Against a loosely painted purple-pink background, a girl with light skin tone and long light-brown hair stands with her hands clasped, looking directly out at the viewer.
Gwen John, La Petite Modèle, 1915-20; Oil on canvas, 29 1/4 x 26 in.; National Museum of Women in the Arts, Gift of Wallace and Wilhelmina Holladay; Photo by Lee Stalsworth
A brightly lit basket of peaches and plums on a ledge against a dark background. To the left of the basket is a blue and white porcelain bowl filled with strawberries. A whole fig sits next to it. In front of the basket is half of a fig and to the right a branch with leaves and red berries.
Louise Moillon, Still Life with Basket of Plums, Peaches, Cherries and Redcurrants, Together with Fraise-de-Bois in a Porcelain Bowl, Figs and Mulberries on a Wooden Ledge, ca. 1630; Oil on canvas, 23 x 32 1/4 in.; National Museum of Women in the Arts, Gift of Wallace and Wilhelmina Holladay; Photo by Lee Stalsworth

Select images and a full list of works in the bequest are available upon request.

About the National Museum of Women in the Arts

The National Museum of Women in the Arts (NMWA) is the first museum in the world solely dedicated to championing women through the arts. With its collections, exhibitions, programs and online content, the museum inspires dynamic exchanges about art and ideas. NMWA advocates for better representation of women artists and serves as a vital center for thought leadership, community engagement and social change. NMWA addresses the gender imbalance in the presentation of art by bringing to light important women artists of the past while promoting great women artists working today. The collections highlight painting, sculpture, photography and video by artists including Louise Bourgeois, Mary Cassatt, Judy Chicago, Frida Kahlo, Shirin Neshat, Faith Ringgold, Pipilotti Rist, Amy Sherald and Élisabeth Louise Vigée-LeBrun.

The museum building is closed for a major renovation, with plans to reopen in fall 2023. Visit nmwa.org/renovation for more information. During the building closure, NMWA continues its mission-based work and engages supporters and friends through a dynamic slate of online programs and events, off-site and virtual exhibitions, and digital content.

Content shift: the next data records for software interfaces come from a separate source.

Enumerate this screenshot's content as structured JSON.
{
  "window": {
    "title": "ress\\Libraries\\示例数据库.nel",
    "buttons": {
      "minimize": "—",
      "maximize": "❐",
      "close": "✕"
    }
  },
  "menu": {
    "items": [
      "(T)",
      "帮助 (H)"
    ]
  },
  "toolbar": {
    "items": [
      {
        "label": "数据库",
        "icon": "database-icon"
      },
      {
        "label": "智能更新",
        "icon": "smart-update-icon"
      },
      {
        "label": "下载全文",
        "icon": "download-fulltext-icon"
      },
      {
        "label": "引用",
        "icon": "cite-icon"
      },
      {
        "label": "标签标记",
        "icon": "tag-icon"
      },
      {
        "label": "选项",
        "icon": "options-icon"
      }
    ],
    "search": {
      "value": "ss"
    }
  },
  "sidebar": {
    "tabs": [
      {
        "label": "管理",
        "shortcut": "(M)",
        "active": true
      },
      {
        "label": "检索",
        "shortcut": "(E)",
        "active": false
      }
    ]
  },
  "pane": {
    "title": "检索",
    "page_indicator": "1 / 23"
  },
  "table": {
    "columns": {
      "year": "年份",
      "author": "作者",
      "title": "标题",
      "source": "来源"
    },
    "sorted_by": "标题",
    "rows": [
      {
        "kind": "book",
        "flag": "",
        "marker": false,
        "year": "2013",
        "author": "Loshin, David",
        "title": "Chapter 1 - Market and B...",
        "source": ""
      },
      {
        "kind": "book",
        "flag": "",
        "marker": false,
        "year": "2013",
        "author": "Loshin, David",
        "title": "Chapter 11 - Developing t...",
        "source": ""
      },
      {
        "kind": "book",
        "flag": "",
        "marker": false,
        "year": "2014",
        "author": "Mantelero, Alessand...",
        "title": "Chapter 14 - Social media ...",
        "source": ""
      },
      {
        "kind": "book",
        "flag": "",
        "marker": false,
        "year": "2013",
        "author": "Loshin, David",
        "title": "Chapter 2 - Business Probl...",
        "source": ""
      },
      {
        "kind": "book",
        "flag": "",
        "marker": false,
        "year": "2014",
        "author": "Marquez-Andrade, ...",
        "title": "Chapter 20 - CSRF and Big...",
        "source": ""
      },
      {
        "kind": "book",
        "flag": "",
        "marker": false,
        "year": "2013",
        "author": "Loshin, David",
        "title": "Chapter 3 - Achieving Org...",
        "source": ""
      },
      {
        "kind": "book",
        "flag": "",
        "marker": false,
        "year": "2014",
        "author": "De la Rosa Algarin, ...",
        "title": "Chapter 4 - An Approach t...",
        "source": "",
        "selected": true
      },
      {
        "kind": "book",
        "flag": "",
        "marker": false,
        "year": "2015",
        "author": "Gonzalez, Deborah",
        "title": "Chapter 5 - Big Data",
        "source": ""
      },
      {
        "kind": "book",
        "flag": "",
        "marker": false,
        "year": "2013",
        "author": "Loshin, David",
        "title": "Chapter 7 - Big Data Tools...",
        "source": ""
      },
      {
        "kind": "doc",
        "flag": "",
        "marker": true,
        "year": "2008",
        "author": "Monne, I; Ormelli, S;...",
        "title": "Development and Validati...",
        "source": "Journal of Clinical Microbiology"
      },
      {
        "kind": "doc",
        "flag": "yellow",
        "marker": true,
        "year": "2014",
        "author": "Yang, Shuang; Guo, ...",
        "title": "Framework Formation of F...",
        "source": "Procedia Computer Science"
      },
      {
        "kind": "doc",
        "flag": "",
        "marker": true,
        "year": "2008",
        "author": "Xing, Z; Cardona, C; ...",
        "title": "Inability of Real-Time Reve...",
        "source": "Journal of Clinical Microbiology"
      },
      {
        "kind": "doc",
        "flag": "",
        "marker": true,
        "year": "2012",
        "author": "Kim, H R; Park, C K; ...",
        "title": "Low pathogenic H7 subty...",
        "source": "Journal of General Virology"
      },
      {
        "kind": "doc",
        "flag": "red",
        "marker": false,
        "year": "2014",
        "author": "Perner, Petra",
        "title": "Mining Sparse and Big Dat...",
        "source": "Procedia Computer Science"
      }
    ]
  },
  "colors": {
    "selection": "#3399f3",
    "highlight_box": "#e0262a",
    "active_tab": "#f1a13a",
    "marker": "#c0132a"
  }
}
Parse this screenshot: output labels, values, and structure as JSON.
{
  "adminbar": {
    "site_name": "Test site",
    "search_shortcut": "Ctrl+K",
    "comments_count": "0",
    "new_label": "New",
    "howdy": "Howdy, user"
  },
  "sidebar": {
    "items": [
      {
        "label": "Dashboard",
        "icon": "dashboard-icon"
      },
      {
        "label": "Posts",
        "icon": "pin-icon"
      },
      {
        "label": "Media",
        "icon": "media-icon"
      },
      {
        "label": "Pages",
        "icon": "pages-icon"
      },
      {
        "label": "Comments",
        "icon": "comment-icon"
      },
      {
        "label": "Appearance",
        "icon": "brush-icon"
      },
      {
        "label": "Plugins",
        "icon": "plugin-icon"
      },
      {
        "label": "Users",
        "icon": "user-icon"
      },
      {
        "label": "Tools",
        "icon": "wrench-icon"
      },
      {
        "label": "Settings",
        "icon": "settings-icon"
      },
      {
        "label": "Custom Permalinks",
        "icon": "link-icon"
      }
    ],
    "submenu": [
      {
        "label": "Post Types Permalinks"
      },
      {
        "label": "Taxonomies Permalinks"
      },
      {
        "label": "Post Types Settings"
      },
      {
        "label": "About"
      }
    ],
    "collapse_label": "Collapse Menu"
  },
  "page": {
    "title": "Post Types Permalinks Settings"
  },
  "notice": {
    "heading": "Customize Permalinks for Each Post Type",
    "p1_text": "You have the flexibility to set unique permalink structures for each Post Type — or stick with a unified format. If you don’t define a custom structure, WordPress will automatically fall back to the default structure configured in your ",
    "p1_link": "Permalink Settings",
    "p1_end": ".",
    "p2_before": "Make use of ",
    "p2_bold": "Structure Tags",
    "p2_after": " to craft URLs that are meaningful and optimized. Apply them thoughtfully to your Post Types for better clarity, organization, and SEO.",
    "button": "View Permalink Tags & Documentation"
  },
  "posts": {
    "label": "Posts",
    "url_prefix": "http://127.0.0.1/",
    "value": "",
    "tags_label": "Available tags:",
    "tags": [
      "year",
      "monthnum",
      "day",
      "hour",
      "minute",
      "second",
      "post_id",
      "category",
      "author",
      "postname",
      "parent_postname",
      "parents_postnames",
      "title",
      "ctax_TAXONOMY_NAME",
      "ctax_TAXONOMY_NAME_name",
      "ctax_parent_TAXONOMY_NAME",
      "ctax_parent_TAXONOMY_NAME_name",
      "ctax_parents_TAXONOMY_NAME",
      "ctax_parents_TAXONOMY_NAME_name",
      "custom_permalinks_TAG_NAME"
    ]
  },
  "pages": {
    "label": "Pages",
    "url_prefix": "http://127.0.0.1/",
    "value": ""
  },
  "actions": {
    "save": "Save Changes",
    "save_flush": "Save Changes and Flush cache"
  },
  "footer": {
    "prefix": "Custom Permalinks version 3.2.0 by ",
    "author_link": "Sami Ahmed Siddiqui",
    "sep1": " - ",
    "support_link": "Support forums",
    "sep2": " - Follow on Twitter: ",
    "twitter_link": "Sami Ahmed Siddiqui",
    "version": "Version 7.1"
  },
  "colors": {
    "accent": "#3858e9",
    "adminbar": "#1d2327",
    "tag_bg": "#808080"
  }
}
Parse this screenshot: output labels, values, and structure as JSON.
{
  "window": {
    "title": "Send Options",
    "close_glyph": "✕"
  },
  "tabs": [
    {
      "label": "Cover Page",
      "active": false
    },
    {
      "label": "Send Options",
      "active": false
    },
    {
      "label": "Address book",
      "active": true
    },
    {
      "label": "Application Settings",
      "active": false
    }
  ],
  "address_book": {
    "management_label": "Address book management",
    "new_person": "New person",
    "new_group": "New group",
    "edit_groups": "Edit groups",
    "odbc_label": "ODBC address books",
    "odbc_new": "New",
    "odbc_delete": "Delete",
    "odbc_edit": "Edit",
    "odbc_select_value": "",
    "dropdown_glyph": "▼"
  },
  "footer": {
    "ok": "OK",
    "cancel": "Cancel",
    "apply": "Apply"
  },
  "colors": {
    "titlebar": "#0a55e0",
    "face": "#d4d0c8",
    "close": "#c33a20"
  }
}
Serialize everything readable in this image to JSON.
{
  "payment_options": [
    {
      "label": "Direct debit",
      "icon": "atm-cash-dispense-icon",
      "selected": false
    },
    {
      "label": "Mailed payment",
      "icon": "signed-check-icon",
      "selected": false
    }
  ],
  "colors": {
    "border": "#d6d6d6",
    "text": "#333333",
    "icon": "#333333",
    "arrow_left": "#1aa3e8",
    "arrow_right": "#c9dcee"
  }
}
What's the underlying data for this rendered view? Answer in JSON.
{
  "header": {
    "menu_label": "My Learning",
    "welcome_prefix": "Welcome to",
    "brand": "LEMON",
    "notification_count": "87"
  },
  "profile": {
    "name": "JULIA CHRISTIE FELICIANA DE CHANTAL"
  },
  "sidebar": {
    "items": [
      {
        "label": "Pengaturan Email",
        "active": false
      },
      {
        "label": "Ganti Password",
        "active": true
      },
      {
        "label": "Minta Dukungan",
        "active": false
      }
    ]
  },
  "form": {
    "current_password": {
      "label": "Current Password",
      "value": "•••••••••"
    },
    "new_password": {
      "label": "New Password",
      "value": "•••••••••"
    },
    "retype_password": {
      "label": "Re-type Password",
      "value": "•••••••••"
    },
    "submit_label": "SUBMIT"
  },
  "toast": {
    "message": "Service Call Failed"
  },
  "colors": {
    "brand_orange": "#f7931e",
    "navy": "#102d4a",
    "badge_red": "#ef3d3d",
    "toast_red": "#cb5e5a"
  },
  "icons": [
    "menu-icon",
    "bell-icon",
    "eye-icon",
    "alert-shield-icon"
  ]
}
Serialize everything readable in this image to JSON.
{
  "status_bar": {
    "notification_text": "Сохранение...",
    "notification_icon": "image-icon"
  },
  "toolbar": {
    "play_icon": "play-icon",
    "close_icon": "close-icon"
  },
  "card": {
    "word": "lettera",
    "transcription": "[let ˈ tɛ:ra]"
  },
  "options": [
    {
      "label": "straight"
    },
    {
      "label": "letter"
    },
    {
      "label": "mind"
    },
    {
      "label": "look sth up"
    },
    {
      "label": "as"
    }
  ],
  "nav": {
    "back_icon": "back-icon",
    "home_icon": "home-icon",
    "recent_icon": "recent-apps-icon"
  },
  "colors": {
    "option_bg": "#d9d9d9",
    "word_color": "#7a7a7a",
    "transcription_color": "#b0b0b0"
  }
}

For information, call 202-783-5000, visit nmwa.org, Broad Strokes blog, Facebook, Twitter or Instagram.